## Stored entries
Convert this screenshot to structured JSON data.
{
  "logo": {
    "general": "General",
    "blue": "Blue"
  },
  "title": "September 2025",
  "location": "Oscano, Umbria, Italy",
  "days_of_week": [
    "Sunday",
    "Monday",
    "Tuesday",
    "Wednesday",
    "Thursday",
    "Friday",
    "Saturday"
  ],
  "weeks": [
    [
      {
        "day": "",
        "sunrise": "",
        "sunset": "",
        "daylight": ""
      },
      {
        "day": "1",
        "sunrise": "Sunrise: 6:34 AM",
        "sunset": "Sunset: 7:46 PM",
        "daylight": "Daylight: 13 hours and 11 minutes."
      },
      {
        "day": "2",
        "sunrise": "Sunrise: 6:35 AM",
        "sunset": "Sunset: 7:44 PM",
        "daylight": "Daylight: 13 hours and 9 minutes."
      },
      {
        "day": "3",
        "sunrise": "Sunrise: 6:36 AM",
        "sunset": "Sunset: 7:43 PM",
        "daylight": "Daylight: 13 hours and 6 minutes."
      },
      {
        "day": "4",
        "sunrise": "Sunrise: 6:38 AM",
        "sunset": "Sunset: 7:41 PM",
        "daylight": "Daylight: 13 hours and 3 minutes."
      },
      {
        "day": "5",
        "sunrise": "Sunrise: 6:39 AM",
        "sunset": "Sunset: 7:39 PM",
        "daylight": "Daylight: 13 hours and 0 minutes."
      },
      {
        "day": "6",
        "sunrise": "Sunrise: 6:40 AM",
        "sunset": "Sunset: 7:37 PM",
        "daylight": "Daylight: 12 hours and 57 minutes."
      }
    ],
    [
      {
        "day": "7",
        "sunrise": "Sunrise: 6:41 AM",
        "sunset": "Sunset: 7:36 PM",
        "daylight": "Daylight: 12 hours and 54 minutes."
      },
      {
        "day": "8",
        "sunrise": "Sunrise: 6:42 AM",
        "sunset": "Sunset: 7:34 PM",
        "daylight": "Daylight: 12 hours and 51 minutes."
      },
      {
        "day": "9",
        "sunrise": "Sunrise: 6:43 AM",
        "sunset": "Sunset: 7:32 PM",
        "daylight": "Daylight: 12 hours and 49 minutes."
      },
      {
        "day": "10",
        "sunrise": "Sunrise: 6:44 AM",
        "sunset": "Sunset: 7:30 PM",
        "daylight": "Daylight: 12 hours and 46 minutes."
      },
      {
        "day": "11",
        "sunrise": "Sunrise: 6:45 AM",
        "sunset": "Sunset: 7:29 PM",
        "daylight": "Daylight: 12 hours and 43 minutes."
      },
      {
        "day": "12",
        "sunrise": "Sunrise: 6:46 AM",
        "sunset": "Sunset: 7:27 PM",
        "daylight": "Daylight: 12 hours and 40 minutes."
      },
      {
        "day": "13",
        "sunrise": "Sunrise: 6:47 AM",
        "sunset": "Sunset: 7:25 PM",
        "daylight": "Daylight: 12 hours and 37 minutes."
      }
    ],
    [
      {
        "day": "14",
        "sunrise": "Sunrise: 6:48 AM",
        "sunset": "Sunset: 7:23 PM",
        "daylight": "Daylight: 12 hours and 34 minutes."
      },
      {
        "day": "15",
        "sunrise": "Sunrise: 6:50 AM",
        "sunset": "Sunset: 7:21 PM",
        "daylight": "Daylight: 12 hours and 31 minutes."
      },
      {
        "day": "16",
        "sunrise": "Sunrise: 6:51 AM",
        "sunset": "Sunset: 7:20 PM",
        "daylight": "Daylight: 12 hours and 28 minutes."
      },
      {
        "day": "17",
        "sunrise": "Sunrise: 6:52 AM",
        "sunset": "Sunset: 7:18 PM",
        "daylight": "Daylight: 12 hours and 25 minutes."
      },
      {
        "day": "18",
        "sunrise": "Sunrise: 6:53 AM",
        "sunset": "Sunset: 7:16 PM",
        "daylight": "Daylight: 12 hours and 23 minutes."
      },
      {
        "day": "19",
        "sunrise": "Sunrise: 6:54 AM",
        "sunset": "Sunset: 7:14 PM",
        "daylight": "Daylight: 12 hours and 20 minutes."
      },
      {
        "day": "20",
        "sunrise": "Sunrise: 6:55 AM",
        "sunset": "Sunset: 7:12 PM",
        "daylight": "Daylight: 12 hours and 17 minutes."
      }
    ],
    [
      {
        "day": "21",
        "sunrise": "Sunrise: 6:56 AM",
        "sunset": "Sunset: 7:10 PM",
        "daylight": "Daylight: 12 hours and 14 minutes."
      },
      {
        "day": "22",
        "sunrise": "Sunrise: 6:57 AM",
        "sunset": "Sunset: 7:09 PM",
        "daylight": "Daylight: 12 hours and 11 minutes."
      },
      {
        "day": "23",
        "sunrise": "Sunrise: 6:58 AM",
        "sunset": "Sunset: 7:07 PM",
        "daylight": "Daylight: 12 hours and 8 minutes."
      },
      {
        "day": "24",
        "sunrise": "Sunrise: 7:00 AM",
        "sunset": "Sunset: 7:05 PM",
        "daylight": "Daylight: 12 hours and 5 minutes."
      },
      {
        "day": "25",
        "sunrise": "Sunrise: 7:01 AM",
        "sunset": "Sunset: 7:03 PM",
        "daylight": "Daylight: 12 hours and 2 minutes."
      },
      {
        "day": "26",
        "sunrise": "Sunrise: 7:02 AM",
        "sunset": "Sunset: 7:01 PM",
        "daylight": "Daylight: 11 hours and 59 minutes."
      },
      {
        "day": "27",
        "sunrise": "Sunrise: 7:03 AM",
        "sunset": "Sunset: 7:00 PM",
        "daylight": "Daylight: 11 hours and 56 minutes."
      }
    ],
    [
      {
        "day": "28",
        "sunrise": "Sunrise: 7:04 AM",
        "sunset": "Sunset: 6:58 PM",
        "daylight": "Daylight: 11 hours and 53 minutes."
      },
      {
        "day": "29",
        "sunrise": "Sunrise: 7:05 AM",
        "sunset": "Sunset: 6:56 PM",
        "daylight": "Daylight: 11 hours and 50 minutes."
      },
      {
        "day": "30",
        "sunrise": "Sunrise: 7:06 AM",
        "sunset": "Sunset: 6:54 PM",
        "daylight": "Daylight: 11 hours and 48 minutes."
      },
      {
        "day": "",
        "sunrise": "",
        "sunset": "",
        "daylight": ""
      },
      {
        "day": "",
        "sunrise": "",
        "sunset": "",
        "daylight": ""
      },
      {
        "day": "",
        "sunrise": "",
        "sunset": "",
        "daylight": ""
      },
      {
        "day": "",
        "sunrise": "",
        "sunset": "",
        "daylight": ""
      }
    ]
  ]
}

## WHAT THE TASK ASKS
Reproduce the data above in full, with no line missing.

## RESPONSE TO THE EXERCISE
Convert this screenshot to structured JSON data.
{
  "logo": {
    "general": "General",
    "blue": "Blue"
  },
  "title": "September 2025",
  "location": "Oscano, Umbria, Italy",
  "days_of_week": [
    "Sunday",
    "Monday",
    "Tuesday",
    "Wednesday",
    "Thursday",
    "Friday",
    "Saturday"
  ],
  "weeks": [
    [
      {
        "day": "",
        "sunrise": "",
        "sunset": "",
        "daylight": ""
      },
      {
        "day": "1",
        "sunrise": "Sunrise: 6:34 AM",
        "sunset": "Sunset: 7:46 PM",
        "daylight": "Daylight: 13 hours and 11 minutes."
      },
      {
        "day": "2",
        "sunrise": "Sunrise: 6:35 AM",
        "sunset": "Sunset: 7:44 PM",
        "daylight": "Daylight: 13 hours and 9 minutes."
      },
      {
        "day": "3",
        "sunrise": "Sunrise: 6:36 AM",
        "sunset": "Sunset: 7:43 PM",
        "daylight": "Daylight: 13 hours and 6 minutes."
      },
      {
        "day": "4",
        "sunrise": "Sunrise: 6:38 AM",
        "sunset": "Sunset: 7:41 PM",
        "daylight": "Daylight: 13 hours and 3 minutes."
      },
      {
        "day": "5",
        "sunrise": "Sunrise: 6:39 AM",
        "sunset": "Sunset: 7:39 PM",
        "daylight": "Daylight: 13 hours and 0 minutes."
      },
      {
        "day": "6",
        "sunrise": "Sunrise: 6:40 AM",
        "sunset": "Sunset: 7:37 PM",
        "daylight": "Daylight: 12 hours and 57 minutes."
      }
    ],
    [
      {
        "day": "7",
        "sunrise": "Sunrise: 6:41 AM",
        "sunset": "Sunset: 7:36 PM",
        "daylight": "Daylight: 12 hours and 54 minutes."
      },
      {
        "day": "8",
        "sunrise": "Sunrise: 6:42 AM",
        "sunset": "Sunset: 7:34 PM",
        "daylight": "Daylight: 12 hours and 51 minutes."
      },
      {
        "day": "9",
        "sunrise": "Sunrise: 6:43 AM",
        "sunset": "Sunset: 7:32 PM",
        "daylight": "Daylight: 12 hours and 49 minutes."
      },
      {
        "day": "10",
        "sunrise": "Sunrise: 6:44 AM",
        "sunset": "Sunset: 7:30 PM",
        "daylight": "Daylight: 12 hours and 46 minutes."
      },
      {
        "day": "11",
        "sunrise": "Sunrise: 6:45 AM",
        "sunset": "Sunset: 7:29 PM",
        "daylight": "Daylight: 12 hours and 43 minutes."
      },
      {
        "day": "12",
        "sunrise": "Sunrise: 6:46 AM",
        "sunset": "Sunset: 7:27 PM",
        "daylight": "Daylight: 12 hours and 40 minutes."
      },
      {
        "day": "13",
        "sunrise": "Sunrise: 6:47 AM",
        "sunset": "Sunset: 7:25 PM",
        "daylight": "Daylight: 12 hours and 37 minutes."
      }
    ],
    [
      {
        "day": "14",
        "sunrise": "Sunrise: 6:48 AM",
        "sunset": "Sunset: 7:23 PM",
        "daylight": "Daylight: 12 hours and 34 minutes."
      },
      {
        "day": "15",
        "sunrise": "Sunrise: 6:50 AM",
        "sunset": "Sunset: 7:21 PM",
        "daylight": "Daylight: 12 hours and 31 minutes."
      },
      {
        "day": "16",
        "sunrise": "Sunrise: 6:51 AM",
        "sunset": "Sunset: 7:20 PM",
        "daylight": "Daylight: 12 hours and 28 minutes."
      },
      {
        "day": "17",
        "sunrise": "Sunrise: 6:52 AM",
        "sunset": "Sunset: 7:18 PM",
        "daylight": "Daylight: 12 hours and 25 minutes."
      },
      {
        "day": "18",
        "sunrise": "Sunrise: 6:53 AM",
        "sunset": "Sunset: 7:16 PM",
        "daylight": "Daylight: 12 hours and 23 minutes."
      },
      {
        "day": "19",
        "sunrise": "Sunrise: 6:54 AM",
        "sunset": "Sunset: 7:14 PM",
        "daylight": "Daylight: 12 hours and 20 minutes."
      },
      {
        "day": "20",
        "sunrise": "Sunrise: 6:55 AM",
        "sunset": "Sunset: 7:12 PM",
        "daylight": "Daylight: 12 hours and 17 minutes."
      }
    ],
    [
      {
        "day": "21",
        "sunrise": "Sunrise: 6:56 AM",
        "sunset": "Sunset: 7:10 PM",
        "daylight": "Daylight: 12 hours and 14 minutes."
      },
      {
        "day": "22",
        "sunrise": "Sunrise: 6:57 AM",
        "sunset": "Sunset: 7:09 PM",
        "daylight": "Daylight: 12 hours and 11 minutes."
      },
      {
        "day": "23",
        "sunrise": "Sunrise: 6:58 AM",
        "sunset": "Sunset: 7:07 PM",
        "daylight": "Daylight: 12 hours and 8 minutes."
      },
      {
        "day": "24",
        "sunrise": "Sunrise: 7:00 AM",
        "sunset": "Sunset: 7:05 PM",
        "daylight": "Daylight: 12 hours and 5 minutes."
      },
      {
        "day": "25",
        "sunrise": "Sunrise: 7:01 AM",
        "sunset": "Sunset: 7:03 PM",
        "daylight": "Daylight: 12 hours and 2 minutes."
      },
      {
        "day": "26",
        "sunrise": "Sunrise: 7:02 AM",
        "sunset": "Sunset: 7:01 PM",
        "daylight": "Daylight: 11 hours and 59 minutes."
      },
      {
        "day": "27",
        "sunrise": "Sunrise: 7:03 AM",
        "sunset": "Sunset: 7:00 PM",
        "daylight": "Daylight: 11 hours and 56 minutes."
      }
    ],
    [
      {
        "day": "28",
        "sunrise": "Sunrise: 7:04 AM",
        "sunset": "Sunset: 6:58 PM",
        "daylight": "Daylight: 11 hours and 53 minutes."
      },
      {
        "day": "29",
        "sunrise": "Sunrise: 7:05 AM",
        "sunset": "Sunset: 6:56 PM",
        "daylight": "Daylight: 11 hours and 50 minutes."
      },
      {
        "day": "30",
        "sunrise": "Sunrise: 7:06 AM",
        "sunset": "Sunset: 6:54 PM",
        "daylight": "Daylight: 11 hours and 48 minutes."
      },
      {
        "day": "",
        "sunrise": "",
        "sunset": "",
        "daylight": ""
      },
      {
        "day": "",
        "sunrise": "",
        "sunset": "",
        "daylight": ""
      },
      {
        "day": "",
        "sunrise": "",
        "sunset": "",
        "daylight": ""
      },
      {
        "day": "",
        "sunrise": "",
        "sunset": "",
        "daylight": ""
      }
    ]
  ]
}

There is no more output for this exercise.